### SUPPLIED MATERIAL ###

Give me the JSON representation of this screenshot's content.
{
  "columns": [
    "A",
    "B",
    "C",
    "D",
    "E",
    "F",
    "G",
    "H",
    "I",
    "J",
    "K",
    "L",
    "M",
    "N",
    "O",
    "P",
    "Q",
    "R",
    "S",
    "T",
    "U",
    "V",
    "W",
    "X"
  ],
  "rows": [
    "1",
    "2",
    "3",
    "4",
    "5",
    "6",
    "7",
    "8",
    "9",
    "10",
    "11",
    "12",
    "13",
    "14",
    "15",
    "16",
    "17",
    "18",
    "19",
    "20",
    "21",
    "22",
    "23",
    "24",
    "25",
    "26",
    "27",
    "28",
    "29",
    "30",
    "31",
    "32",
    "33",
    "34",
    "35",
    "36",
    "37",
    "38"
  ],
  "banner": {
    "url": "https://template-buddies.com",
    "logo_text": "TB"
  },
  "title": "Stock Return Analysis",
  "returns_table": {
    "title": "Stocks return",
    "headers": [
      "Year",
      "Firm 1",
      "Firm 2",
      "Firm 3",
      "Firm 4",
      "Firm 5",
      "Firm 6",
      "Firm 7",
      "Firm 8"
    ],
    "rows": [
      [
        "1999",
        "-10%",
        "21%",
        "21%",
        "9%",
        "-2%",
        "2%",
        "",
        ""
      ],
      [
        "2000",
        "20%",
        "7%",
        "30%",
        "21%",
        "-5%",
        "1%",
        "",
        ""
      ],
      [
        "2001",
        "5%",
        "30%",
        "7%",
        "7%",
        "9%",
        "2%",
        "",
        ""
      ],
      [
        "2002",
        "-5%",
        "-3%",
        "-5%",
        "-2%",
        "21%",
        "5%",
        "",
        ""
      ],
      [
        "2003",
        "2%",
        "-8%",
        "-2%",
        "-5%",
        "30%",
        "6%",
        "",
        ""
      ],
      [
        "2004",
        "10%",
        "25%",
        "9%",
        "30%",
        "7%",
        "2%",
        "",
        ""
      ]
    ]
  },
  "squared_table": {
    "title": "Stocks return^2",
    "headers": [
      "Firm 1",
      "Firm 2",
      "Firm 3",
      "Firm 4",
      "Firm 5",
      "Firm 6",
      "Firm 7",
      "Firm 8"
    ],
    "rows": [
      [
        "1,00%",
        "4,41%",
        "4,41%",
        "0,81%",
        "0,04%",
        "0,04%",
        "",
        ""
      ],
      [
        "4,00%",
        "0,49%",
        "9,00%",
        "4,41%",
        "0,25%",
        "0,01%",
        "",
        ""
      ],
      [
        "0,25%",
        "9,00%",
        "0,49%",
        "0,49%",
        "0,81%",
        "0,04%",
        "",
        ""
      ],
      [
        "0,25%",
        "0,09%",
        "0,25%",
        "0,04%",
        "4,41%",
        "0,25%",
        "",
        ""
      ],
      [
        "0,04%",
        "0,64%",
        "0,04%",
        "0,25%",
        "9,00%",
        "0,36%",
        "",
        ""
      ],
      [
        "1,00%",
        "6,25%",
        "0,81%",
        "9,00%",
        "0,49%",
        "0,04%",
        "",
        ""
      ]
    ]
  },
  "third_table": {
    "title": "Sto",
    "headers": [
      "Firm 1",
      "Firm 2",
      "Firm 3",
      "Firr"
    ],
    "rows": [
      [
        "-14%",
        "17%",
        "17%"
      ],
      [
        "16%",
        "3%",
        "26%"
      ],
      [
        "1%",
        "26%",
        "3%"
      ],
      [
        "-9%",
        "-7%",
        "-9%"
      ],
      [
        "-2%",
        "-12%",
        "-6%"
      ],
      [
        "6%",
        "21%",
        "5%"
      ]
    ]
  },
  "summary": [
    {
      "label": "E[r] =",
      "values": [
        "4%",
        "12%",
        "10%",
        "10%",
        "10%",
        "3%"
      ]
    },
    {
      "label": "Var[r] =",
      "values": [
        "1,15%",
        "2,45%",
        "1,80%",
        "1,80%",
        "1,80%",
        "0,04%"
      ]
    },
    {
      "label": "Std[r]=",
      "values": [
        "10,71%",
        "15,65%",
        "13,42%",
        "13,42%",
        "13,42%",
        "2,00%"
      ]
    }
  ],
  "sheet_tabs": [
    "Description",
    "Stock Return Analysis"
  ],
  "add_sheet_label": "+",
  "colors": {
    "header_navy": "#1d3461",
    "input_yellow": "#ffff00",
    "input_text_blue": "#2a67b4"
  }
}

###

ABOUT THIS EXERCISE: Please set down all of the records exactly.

EXERCISE SOLUTION:
Give me the JSON representation of this screenshot's content.
{
  "columns": [
    "A",
    "B",
    "C",
    "D",
    "E",
    "F",
    "G",
    "H",
    "I",
    "J",
    "K",
    "L",
    "M",
    "N",
    "O",
    "P",
    "Q",
    "R",
    "S",
    "T",
    "U",
    "V",
    "W",
    "X"
  ],
  "rows": [
    "1",
    "2",
    "3",
    "4",
    "5",
    "6",
    "7",
    "8",
    "9",
    "10",
    "11",
    "12",
    "13",
    "14",
    "15",
    "16",
    "17",
    "18",
    "19",
    "20",
    "21",
    "22",
    "23",
    "24",
    "25",
    "26",
    "27",
    "28",
    "29",
    "30",
    "31",
    "32",
    "33",
    "34",
    "35",
    "36",
    "37",
    "38"
  ],
  "banner": {
    "url": "https://template-buddies.com",
    "logo_text": "TB"
  },
  "title": "Stock Return Analysis",
  "returns_table": {
    "title": "Stocks return",
    "headers": [
      "Year",
      "Firm 1",
      "Firm 2",
      "Firm 3",
      "Firm 4",
      "Firm 5",
      "Firm 6",
      "Firm 7",
      "Firm 8"
    ],
    "rows": [
      [
        "1999",
        "-10%",
        "21%",
        "21%",
        "9%",
        "-2%",
        "2%",
        "",
        ""
      ],
      [
        "2000",
        "20%",
        "7%",
        "30%",
        "21%",
        "-5%",
        "1%",
        "",
        ""
      ],
      [
        "2001",
        "5%",
        "30%",
        "7%",
        "7%",
        "9%",
        "2%",
        "",
        ""
      ],
      [
        "2002",
        "-5%",
        "-3%",
        "-5%",
        "-2%",
        "21%",
        "5%",
        "",
        ""
      ],
      [
        "2003",
        "2%",
        "-8%",
        "-2%",
        "-5%",
        "30%",
        "6%",
        "",
        ""
      ],
      [
        "2004",
        "10%",
        "25%",
        "9%",
        "30%",
        "7%",
        "2%",
        "",
        ""
      ]
    ]
  },
  "squared_table": {
    "title": "Stocks return^2",
    "headers": [
      "Firm 1",
      "Firm 2",
      "Firm 3",
      "Firm 4",
      "Firm 5",
      "Firm 6",
      "Firm 7",
      "Firm 8"
    ],
    "rows": [
      [
        "1,00%",
        "4,41%",
        "4,41%",
        "0,81%",
        "0,04%",
        "0,04%",
        "",
        ""
      ],
      [
        "4,00%",
        "0,49%",
        "9,00%",
        "4,41%",
        "0,25%",
        "0,01%",
        "",
        ""
      ],
      [
        "0,25%",
        "9,00%",
        "0,49%",
        "0,49%",
        "0,81%",
        "0,04%",
        "",
        ""
      ],
      [
        "0,25%",
        "0,09%",
        "0,25%",
        "0,04%",
        "4,41%",
        "0,25%",
        "",
        ""
      ],
      [
        "0,04%",
        "0,64%",
        "0,04%",
        "0,25%",
        "9,00%",
        "0,36%",
        "",
        ""
      ],
      [
        "1,00%",
        "6,25%",
        "0,81%",
        "9,00%",
        "0,49%",
        "0,04%",
        "",
        ""
      ]
    ]
  },
  "third_table": {
    "title": "Sto",
    "headers": [
      "Firm 1",
      "Firm 2",
      "Firm 3",
      "Firr"
    ],
    "rows": [
      [
        "-14%",
        "17%",
        "17%"
      ],
      [
        "16%",
        "3%",
        "26%"
      ],
      [
        "1%",
        "26%",
        "3%"
      ],
      [
        "-9%",
        "-7%",
        "-9%"
      ],
      [
        "-2%",
        "-12%",
        "-6%"
      ],
      [
        "6%",
        "21%",
        "5%"
      ]
    ]
  },
  "summary": [
    {
      "label": "E[r] =",
      "values": [
        "4%",
        "12%",
        "10%",
        "10%",
        "10%",
        "3%"
      ]
    },
    {
      "label": "Var[r] =",
      "values": [
        "1,15%",
        "2,45%",
        "1,80%",
        "1,80%",
        "1,80%",
        "0,04%"
      ]
    },
    {
      "label": "Std[r]=",
      "values": [
        "10,71%",
        "15,65%",
        "13,42%",
        "13,42%",
        "13,42%",
        "2,00%"
      ]
    }
  ],
  "sheet_tabs": [
    "Description",
    "Stock Return Analysis"
  ],
  "add_sheet_label": "+",
  "colors": {
    "header_navy": "#1d3461",
    "input_yellow": "#ffff00",
    "input_text_blue": "#2a67b4"
  }
}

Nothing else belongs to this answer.